Former Chief Master Sergeants of AF visit Ramstein 

Staff Sgt. Chad Padgett
USAFE News Service 

***image1***The first and eighth Chief Master Sergeants of the Air Force Paul Wesley Airey and Sam E. Parish, and Chief Master Sergeants of the Airforce Frederick J. Finch, were at the Ramstein Officers’ Club Aug. 26 to help induct Gen. Robert H. “Doc” Foglesong, USAFE commander, into the Order of the Sword.

While at Ramstein, Chiefs Airey and Parish discussed the state of the Air Force from their earlier days to the current post Sept. 11 environment.

“We are now an expeditionary type of Air Force and from what I can see we are going to be an expeditionary type of Air Force for many years to come,” said Chief Airey. “We’re fighting the war on terrorism and we must have our people prepared to be in any place in the world in a relatively short period of time and I see that’s the way we’re going.”

The new style is a huge change from the early years when both chiefs first joined the Air Force.
“The entire time that I spent in the Air Force, we were in a Cold War situation,” said Chief Parish. “We knew exactly who we were concerned with and what we were concerned with. Today we live in a different environment. We can’t identify the enemy, other than terrorism. They don’t wear uniforms like those we faced. Today our Airmen are faced with vastly different challenges.”

The chiefs were also quick to notice the changes in the Air Force structure.
Today an airman basic does the job an airman first class and senior airman were doing, and Airmen are doing jobs previously done by young officers or middle-grade NCOs, said Chief Parish.

“Our Airmen of today have the ability, intelligence and the initiative to step up and do what has to be done,” said Chief Airey.

Both chiefs agree that many of today’s improvements in the Air Force structure come from quality of life issues, such as education.

“With the increase in the education and dedication, it’s only natural that given the opportunity our enlisted force will excel. Our senior officer leadership through the years has given us the opportunity to excel and we have excelled beyond belief,” said Chief Parish. “The Airman force we have today is the most educated, dedicated and disciplined enlisted corps this Air Force has ever had in its entire history, and it has caused this to be the best Air Force we have ever been in our entire history.”

While benefits and pay raises have been added and military members are now doing jobs that were usually left for those with more rank, there is one thing that Chief Parish believes has not changed.

“America has always had a way of rising to the occasion as a general rule through our history when they felt it was important,” he said. “People that enter our Air Force are the sons and daughters of America and they responded magnificently to entering and they have responded unbelievably in staying.

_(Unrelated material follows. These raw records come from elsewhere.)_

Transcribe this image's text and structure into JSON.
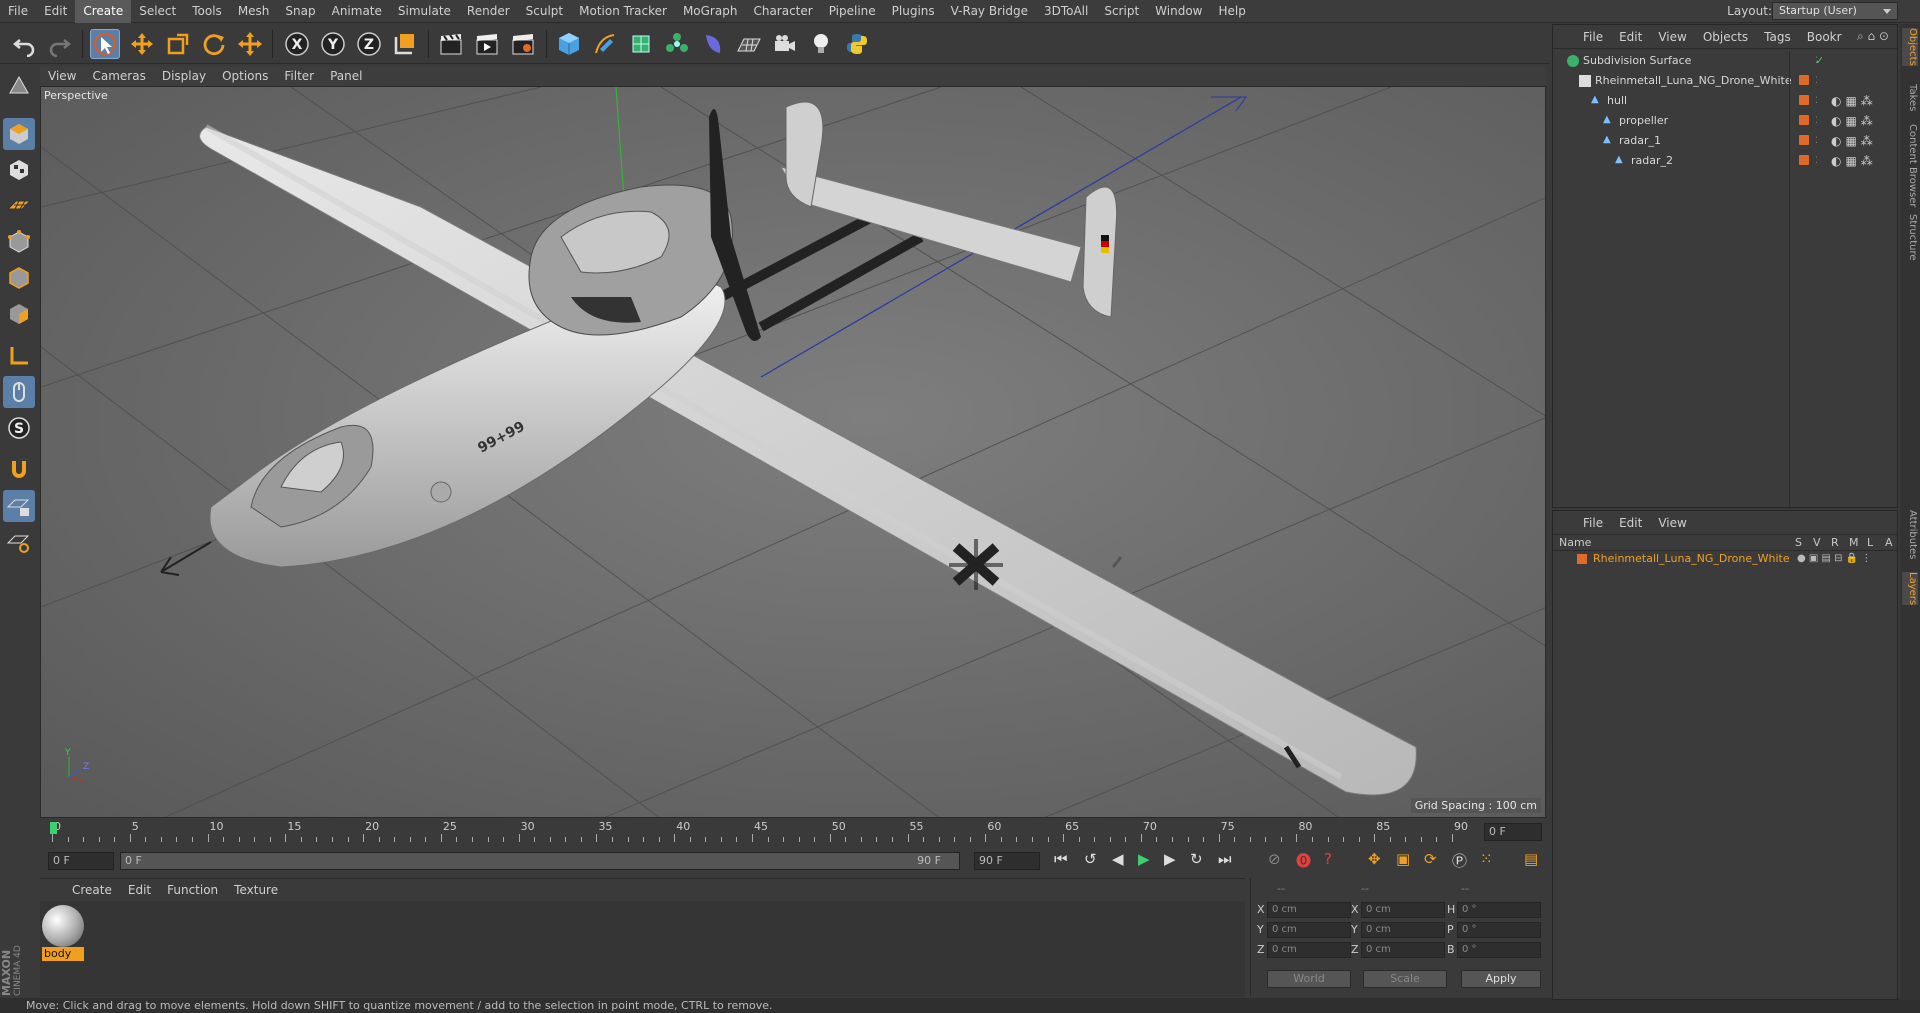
{
  "menubar": {
    "items": [
      "File",
      "Edit",
      "Create",
      "Select",
      "Tools",
      "Mesh",
      "Snap",
      "Animate",
      "Simulate",
      "Render",
      "Sculpt",
      "Motion Tracker",
      "MoGraph",
      "Character",
      "Pipeline",
      "Plugins",
      "V-Ray Bridge",
      "3DToAll",
      "Script",
      "Window",
      "Help"
    ],
    "active": "Create",
    "layout_label": "Layout:",
    "layout_value": "Startup (User)"
  },
  "viewport": {
    "menu": [
      "View",
      "Cameras",
      "Display",
      "Options",
      "Filter",
      "Panel"
    ],
    "title": "Perspective",
    "grid_spacing": "Grid Spacing : 100 cm"
  },
  "timeline": {
    "ticks": [
      "0",
      "5",
      "10",
      "15",
      "20",
      "25",
      "30",
      "35",
      "40",
      "45",
      "50",
      "55",
      "60",
      "65",
      "70",
      "75",
      "80",
      "85",
      "90"
    ],
    "current_frame": "0 F",
    "start_field": "0 F",
    "range_start": "0 F",
    "range_end": "90 F",
    "end_field": "90 F"
  },
  "materials": {
    "menu": [
      "Create",
      "Edit",
      "Function",
      "Texture"
    ],
    "items": [
      {
        "name": "body"
      }
    ]
  },
  "coords": {
    "header_a": "--",
    "header_b": "--",
    "header_c": "--",
    "rows": [
      {
        "l1": "X",
        "v1": "0 cm",
        "l2": "X",
        "v2": "0 cm",
        "l3": "H",
        "v3": "0 °"
      },
      {
        "l1": "Y",
        "v1": "0 cm",
        "l2": "Y",
        "v2": "0 cm",
        "l3": "P",
        "v3": "0 °"
      },
      {
        "l1": "Z",
        "v1": "0 cm",
        "l2": "Z",
        "v2": "0 cm",
        "l3": "B",
        "v3": "0 °"
      }
    ],
    "world": "World",
    "scale": "Scale",
    "apply": "Apply"
  },
  "status": "Move: Click and drag to move elements. Hold down SHIFT to quantize movement / add to the selection in point mode, CTRL to remove.",
  "objects": {
    "menu": [
      "File",
      "Edit",
      "View",
      "Objects",
      "Tags",
      "Bookr"
    ],
    "items": [
      {
        "name": "Subdivision Surface",
        "depth": 0
      },
      {
        "name": "Rheinmetall_Luna_NG_Drone_White",
        "depth": 1
      },
      {
        "name": "hull",
        "depth": 2
      },
      {
        "name": "propeller",
        "depth": 3
      },
      {
        "name": "radar_1",
        "depth": 3
      },
      {
        "name": "radar_2",
        "depth": 4
      }
    ]
  },
  "layers": {
    "menu": [
      "File",
      "Edit",
      "View"
    ],
    "col_name": "Name",
    "cols": [
      "S",
      "V",
      "R",
      "M",
      "L",
      "A"
    ],
    "row_name": "Rheinmetall_Luna_NG_Drone_White"
  },
  "sidetabs": [
    "Objects",
    "Takes",
    "Content Browser",
    "Structure",
    "Attributes",
    "Layers"
  ],
  "brand": {
    "a": "MAXON",
    "b": "CINEMA 4D"
  }
}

We’re still getting the best cream of society that we can find for our United States Air Force.” Chief Airey agrees.

“I get reports from Afghanistan and Iraq about the young men and women and what they’re doing and I’m just proud of what I hear,” added Chief Airey. “We have stepped up to the challenge and we’re doing it magnificently.”

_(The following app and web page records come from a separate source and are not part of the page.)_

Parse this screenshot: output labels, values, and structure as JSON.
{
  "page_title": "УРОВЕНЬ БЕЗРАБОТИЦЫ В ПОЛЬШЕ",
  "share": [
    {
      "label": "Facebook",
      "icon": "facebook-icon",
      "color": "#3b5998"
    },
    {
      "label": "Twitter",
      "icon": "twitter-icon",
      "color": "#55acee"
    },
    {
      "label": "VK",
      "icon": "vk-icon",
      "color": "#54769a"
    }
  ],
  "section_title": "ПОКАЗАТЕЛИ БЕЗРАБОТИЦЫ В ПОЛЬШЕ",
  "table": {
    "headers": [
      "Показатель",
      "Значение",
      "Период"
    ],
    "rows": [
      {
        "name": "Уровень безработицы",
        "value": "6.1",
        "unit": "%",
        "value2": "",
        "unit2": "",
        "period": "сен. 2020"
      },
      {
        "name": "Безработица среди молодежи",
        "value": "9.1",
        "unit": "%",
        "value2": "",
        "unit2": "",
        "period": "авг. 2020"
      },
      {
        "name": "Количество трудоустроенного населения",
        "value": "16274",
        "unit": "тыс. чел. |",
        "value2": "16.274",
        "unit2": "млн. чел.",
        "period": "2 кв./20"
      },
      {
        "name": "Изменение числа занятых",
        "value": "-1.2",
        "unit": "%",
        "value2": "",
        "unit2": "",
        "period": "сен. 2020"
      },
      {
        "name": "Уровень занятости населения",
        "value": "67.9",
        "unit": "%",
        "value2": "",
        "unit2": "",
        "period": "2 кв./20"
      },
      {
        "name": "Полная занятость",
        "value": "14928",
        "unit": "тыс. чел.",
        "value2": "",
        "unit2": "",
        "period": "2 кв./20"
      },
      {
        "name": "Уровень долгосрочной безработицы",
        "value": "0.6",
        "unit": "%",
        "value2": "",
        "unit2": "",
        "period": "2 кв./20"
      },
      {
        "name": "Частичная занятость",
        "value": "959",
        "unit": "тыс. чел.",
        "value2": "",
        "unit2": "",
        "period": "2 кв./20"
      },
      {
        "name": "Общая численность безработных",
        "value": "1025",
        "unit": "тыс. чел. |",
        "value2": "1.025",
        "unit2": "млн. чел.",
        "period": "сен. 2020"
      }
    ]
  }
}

In addition to Chiefs Airey and Parish, former Chief Master Sgt. of the Air Force Frederick J. Finch visited workcenters Aug. 25 and met with Airmen.